Gifting a home to children can be a more complicated estate transfer.
Houses are the most valuable assets for many people.
They can also be one of the more complicated assets to distribute to heirs.
Many aspects like taxes and how to divided the value of a home should be discussed and addressed in estate planning.
According to a recent Kiplinger article titled “2 Clever Ways to Gift Your Home to Your Kids,” each option has benefits and consequences to carefully consider.
Common ways of passing a home to children is through inheritance after you die, gifting the home while you are alive, and financing the child to purchase the home or sell it at a discount.
Although gifting and discounted sales can seem appealing at a time with high interest rates, you should fully review the numbers.
When selling your home at a discount, the IRS will consider the difference between the value and the purchase price to be a gift.
For example, a million dollar home sold to your child at $600,000 would trigger a $400,000 gift according to the IRS.
You must file a timely federal gift tax return Form 709.
This $400,000 will reduce your federal lifetime estate and gift tax exemption by this amount.
In 2022, the exemption amount is set at $12.06 million.
You will also need to consider the impact of federal income taxes if the home is sold.
Let us say you purchased the home decades ago and have a $200,000 tax basis in the property.
The tax basis will be split with the bargain purchase.
Forty percent of the amount will be allocated to the gift while 60 percent will be allocated to the sale.
The capital gain or loss will be calculated based on the sales proceeds.
Using the same numbers from the previous example, the parents would have made a $480,00 gain from the sale of the home.
This amount will not be taxable.

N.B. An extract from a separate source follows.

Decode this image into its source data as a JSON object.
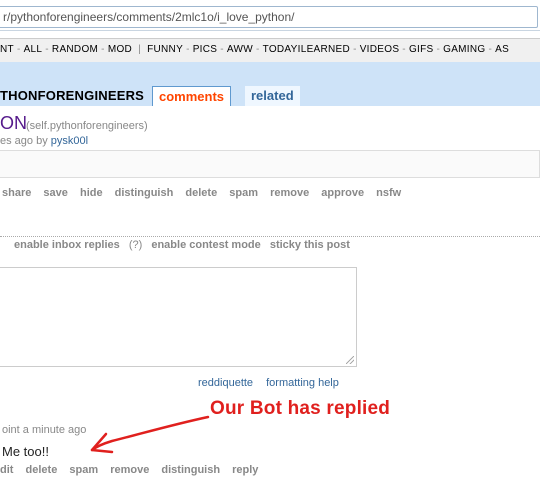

If an individual has lived in a home for two to five years prior to a sale, $250,000 of the gain can be excluded from income.
For couples, the number is double at $500,000.
The portion gifted to the child will not be taxed to the child.
Although this sounds good on the surface, the gifted amount will not received a step-up in tax basis.
There will be a lower tax basis, then for the home.
Another option is to provide a bargain sale and a loan to your child for the sale portion.
If your child cannot get a third party loan or if you simply would like provide a lower interest rate, you can also generate some monthly income for yourself.
The note must be written and signed by the child and the parents.
The note should also detail the dates and amounts of monthly payment.
You will also need the loan to have a maturity date and to charge an interest rate equal to or greater than the set IRS interest rate for the month the loan was made.
You should take all necessary legal steps for the home so your child can make deductions for the payments using the Schedule A of IRS Form 1040.
Although the interest you receive from the loan will provide income, you will need to pay income taxes on this amount.
You can also gift $16,000 to each child to account for the annual per-person limit.
By keeping within these limits, you may not be required to file a gift tax return for these transfers.
You should keep note payments from your children separate from the amount you gift to your children.
Although you have several options for transferring your home to your children, you should discuss your thoughts with an experienced estate planning attorney and your CPA to the best choice to satisfy your family, tax, and wealth transfer goals.
Reference: Kiplinger (Dec. 23, 2021) “2 Clever Ways to Gift Your Home to Your Kids”